advisable to attempt to make such a thing at home, as the baking of a large cake
in an ordinary small oven is seldom satisfactory, and often results in utter
failure. For about four shillings a very satisfactory article can be obtained.
The finishing of the cake should certainly be carried out at home, as the
process is both simple and interesting, besides which any little fancies of
either donor or receiver can be attended to. Sugar icing cannot be taught except
practically, and is really a waste of time and money, as few people eat it, but
if the cake is finished as directed it will be found a general favorite.
Make some almond
icing and place it on the cake. It should be about two inches deep, deeper
if liked; smooth it over carefully and be sure that the sides are even. Have

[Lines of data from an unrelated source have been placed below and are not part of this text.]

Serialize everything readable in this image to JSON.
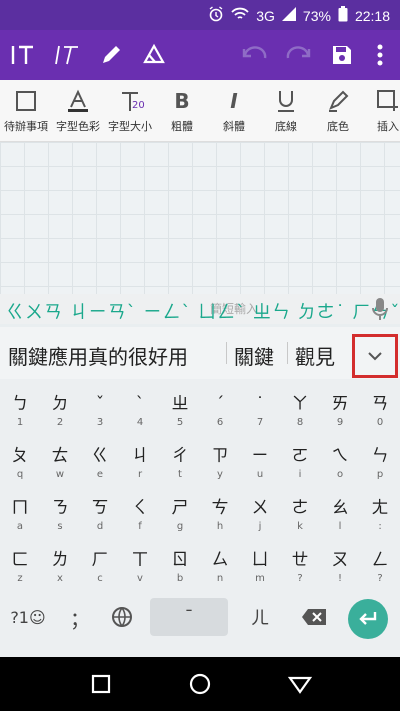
{
  "status": {
    "battery": "73%",
    "time": "22:18",
    "network": "3G"
  },
  "toolbar": {
    "buttons": [
      {
        "label": "待辦事項",
        "icon": "checkbox-icon"
      },
      {
        "label": "字型色彩",
        "icon": "font-color-icon"
      },
      {
        "label": "字型大小",
        "icon": "font-size-icon",
        "badge": "20"
      },
      {
        "label": "粗體",
        "icon": "bold-icon"
      },
      {
        "label": "斜體",
        "icon": "italic-icon"
      },
      {
        "label": "底線",
        "icon": "underline-icon"
      },
      {
        "label": "底色",
        "icon": "highlighter-icon"
      },
      {
        "label": "插入",
        "icon": "insert-icon"
      }
    ]
  },
  "input": {
    "zhuyin_hint": "ㄍㄨㄢ ㄐㄧㄢˋ ㄧㄥˋ ㄩㄥˋ ㄓㄣ ㄉㄜ˙ ㄏㄣˇ ㄏㄠˇ ㄩㄥˋ",
    "ghost": "簡短輸入"
  },
  "candidates": [
    "關鍵應用真的很好用",
    "關鍵",
    "觀見"
  ],
  "keyboard": {
    "rows": [
      [
        [
          "ㄅ",
          "1"
        ],
        [
          "ㄉ",
          "2"
        ],
        [
          "ˇ",
          "3"
        ],
        [
          "ˋ",
          "4"
        ],
        [
          "ㄓ",
          "5"
        ],
        [
          "ˊ",
          "6"
        ],
        [
          "˙",
          "7"
        ],
        [
          "ㄚ",
          "8"
        ],
        [
          "ㄞ",
          "9"
        ],
        [
          "ㄢ",
          "0"
        ]
      ],
      [
        [
          "ㄆ",
          "q"
        ],
        [
          "ㄊ",
          "w"
        ],
        [
          "ㄍ",
          "e"
        ],
        [
          "ㄐ",
          "r"
        ],
        [
          "ㄔ",
          "t"
        ],
        [
          "ㄗ",
          "y"
        ],
        [
          "ㄧ",
          "u"
        ],
        [
          "ㄛ",
          "i"
        ],
        [
          "ㄟ",
          "o"
        ],
        [
          "ㄣ",
          "p"
        ]
      ],
      [
        [
          "ㄇ",
          "a"
        ],
        [
          "ㄋ",
          "s"
        ],
        [
          "ㄎ",
          "d"
        ],
        [
          "ㄑ",
          "f"
        ],
        [
          "ㄕ",
          "g"
        ],
        [
          "ㄘ",
          "h"
        ],
        [
          "ㄨ",
          "j"
        ],
        [
          "ㄜ",
          "k"
        ],
        [
          "ㄠ",
          "l"
        ],
        [
          "ㄤ",
          ":"
        ]
      ],
      [
        [
          "ㄈ",
          "z"
        ],
        [
          "ㄌ",
          "x"
        ],
        [
          "ㄏ",
          "c"
        ],
        [
          "ㄒ",
          "v"
        ],
        [
          "ㄖ",
          "b"
        ],
        [
          "ㄙ",
          "n"
        ],
        [
          "ㄩ",
          "m"
        ],
        [
          "ㄝ",
          "?"
        ],
        [
          "ㄡ",
          "!"
        ],
        [
          "ㄥ",
          "?"
        ]
      ]
    ],
    "bottom": {
      "symbols": "?1☺",
      "punct": "；",
      "space": "ˉ",
      "er": "ㄦ"
    }
  },
  "colors": {
    "accent": "#6a2fb0",
    "enter": "#3aaf9b",
    "highlight": "#d32d2d"
  }
}
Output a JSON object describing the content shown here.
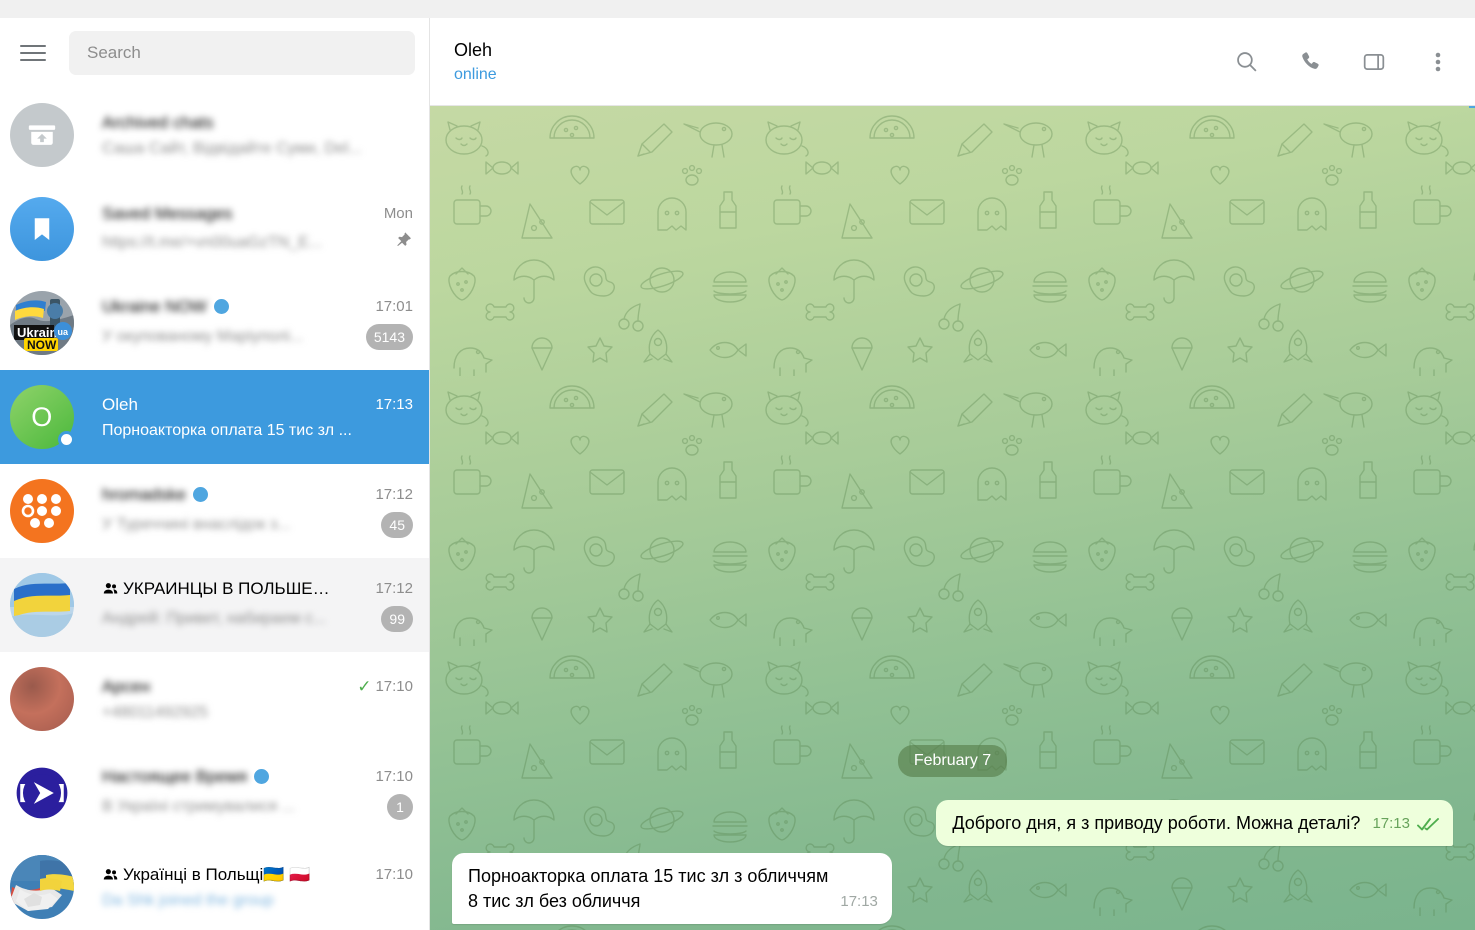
{
  "sidebar": {
    "hamburger_name": "menu-icon",
    "search": {
      "placeholder": "Search",
      "value": ""
    },
    "chats": [
      {
        "name": "Archived chats",
        "preview": "Саша Сайт, Відвідайте Суми, Del...",
        "time": "",
        "badge": "",
        "blurred": true,
        "avatar": "archive",
        "pinned": false
      },
      {
        "name": "Saved Messages",
        "preview": "https://t.me/+vn00uaGzTN_E...",
        "time": "Mon",
        "badge": "",
        "blurred": true,
        "avatar": "saved",
        "pinned": true
      },
      {
        "name": "Ukraine NOW",
        "preview": "У окупованому Маріуполі...",
        "time": "17:01",
        "badge": "5143",
        "blurred": true,
        "avatar": "ukraine-now",
        "verified": true,
        "channel": true
      },
      {
        "name": "Oleh",
        "preview": "Порноакторка оплата 15 тис зл  ...",
        "time": "17:13",
        "badge": "",
        "blurred": false,
        "avatar": "oleh",
        "selected": true,
        "online": true
      },
      {
        "name": "hromadske",
        "preview": "У Туреччині внаслідок з...",
        "time": "17:12",
        "badge": "45",
        "blurred": true,
        "avatar": "hromadske",
        "verified": true,
        "channel": true
      },
      {
        "name": "УКРАИНЦЫ В ПОЛЬШЕ…",
        "preview": "Андрей: Привет, набираем с...",
        "time": "17:12",
        "badge": "99",
        "blurred": true,
        "avatar": "ukr-in-poland-flag",
        "group": true,
        "hovered": true
      },
      {
        "name": "Арсен",
        "preview": "+48011492925",
        "time": "17:10",
        "badge": "",
        "blurred": true,
        "avatar": "arsen",
        "sent_check": true
      },
      {
        "name": "Настоящее Время",
        "preview": "В Україні стримувалися ...",
        "time": "17:10",
        "badge": "1",
        "blurred": true,
        "avatar": "nastoyashchee",
        "verified": true,
        "channel": true
      },
      {
        "name": "Українці в Польщі🇺🇦 🇵🇱",
        "preview": "Da Shk joined the group",
        "time": "17:10",
        "badge": "",
        "blurred": true,
        "avatar": "handshake",
        "group": true
      }
    ]
  },
  "chat": {
    "title": "Oleh",
    "status": "online",
    "actions": [
      {
        "name": "search-icon",
        "label": "Search"
      },
      {
        "name": "phone-icon",
        "label": "Call"
      },
      {
        "name": "panel-icon",
        "label": "Toggle info panel"
      },
      {
        "name": "more-vert-icon",
        "label": "More"
      }
    ],
    "date_separator": "February 7",
    "messages": [
      {
        "dir": "out",
        "text": "Доброго дня, я з приводу роботи. Можна деталі?",
        "time": "17:13",
        "status": "read"
      },
      {
        "dir": "in",
        "text": "Порноакторка оплата 15 тис зл  з обличчям\n8 тис зл без обличчя",
        "time": "17:13",
        "status": ""
      }
    ]
  },
  "colors": {
    "accent": "#3d9ade",
    "selected_row": "#3d9ade",
    "link": "#3d9ade",
    "badge": "#b3b3b3",
    "out_bubble": "#eeffdc",
    "in_bubble": "#ffffff",
    "tick_green": "#4fae4e",
    "bg_top": "#c5d9a4",
    "bg_bottom": "#7ab48d"
  }
}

ready some almonds and pistachio nuts, blanche and cut in halves, and arrange
these in rows on the icing, pressing them well down when they will adhere
to the almond mixture. Place the cake in a warm, dry place for about twenty-four
hours, when the icing should be firm; it is ready for use at once, or can be
kept for some time. The sides of the cake can be left plain or decorated with a
fine paper frill tied on by a white satin ribbon. Dried fruits, cut into fancy
shapes, or small bonbons may be used to decorate the almond icing instead of the
nuts, but the latter are best for packing.